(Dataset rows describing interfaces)
══════

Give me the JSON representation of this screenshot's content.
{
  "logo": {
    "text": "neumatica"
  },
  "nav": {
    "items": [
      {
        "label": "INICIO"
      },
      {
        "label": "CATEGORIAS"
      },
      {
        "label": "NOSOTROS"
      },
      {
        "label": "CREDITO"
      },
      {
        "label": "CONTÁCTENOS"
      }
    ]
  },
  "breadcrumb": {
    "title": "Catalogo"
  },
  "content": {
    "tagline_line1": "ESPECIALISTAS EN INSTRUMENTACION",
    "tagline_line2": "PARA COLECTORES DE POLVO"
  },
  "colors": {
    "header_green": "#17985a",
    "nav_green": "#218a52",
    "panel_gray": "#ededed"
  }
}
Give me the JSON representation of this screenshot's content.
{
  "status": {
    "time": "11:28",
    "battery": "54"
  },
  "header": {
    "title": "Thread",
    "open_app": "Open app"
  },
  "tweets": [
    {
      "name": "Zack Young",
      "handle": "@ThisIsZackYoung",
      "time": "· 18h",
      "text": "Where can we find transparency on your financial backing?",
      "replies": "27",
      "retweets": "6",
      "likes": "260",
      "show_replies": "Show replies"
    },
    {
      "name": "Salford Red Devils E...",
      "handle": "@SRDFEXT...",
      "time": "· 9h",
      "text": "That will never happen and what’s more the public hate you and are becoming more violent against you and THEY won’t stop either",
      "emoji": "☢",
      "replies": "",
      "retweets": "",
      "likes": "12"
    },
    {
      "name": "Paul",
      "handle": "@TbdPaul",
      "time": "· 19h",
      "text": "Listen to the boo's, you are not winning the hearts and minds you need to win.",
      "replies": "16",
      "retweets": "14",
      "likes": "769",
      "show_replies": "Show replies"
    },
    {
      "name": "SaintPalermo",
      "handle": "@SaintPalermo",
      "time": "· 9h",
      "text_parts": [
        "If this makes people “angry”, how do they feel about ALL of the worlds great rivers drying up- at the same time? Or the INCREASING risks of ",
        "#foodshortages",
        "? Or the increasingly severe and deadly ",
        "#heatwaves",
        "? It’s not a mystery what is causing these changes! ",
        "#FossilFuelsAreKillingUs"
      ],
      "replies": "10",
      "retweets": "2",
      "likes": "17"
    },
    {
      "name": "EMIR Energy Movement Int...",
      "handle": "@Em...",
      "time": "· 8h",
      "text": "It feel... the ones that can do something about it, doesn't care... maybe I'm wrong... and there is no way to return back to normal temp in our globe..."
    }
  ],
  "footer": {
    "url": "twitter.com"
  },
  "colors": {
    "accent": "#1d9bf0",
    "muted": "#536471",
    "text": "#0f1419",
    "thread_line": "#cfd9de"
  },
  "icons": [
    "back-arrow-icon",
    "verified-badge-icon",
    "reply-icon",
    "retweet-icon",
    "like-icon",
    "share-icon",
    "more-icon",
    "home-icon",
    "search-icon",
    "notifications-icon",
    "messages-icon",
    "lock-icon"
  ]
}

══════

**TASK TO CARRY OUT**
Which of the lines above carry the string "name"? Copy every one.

**SOLUTION FOR THIS EXERCISE**
      "name": "Zack Young",
      "name": "Salford Red Devils E...",
      "name": "Paul",
      "name": "SaintPalermo",
      "name": "EMIR Energy Movement Int...",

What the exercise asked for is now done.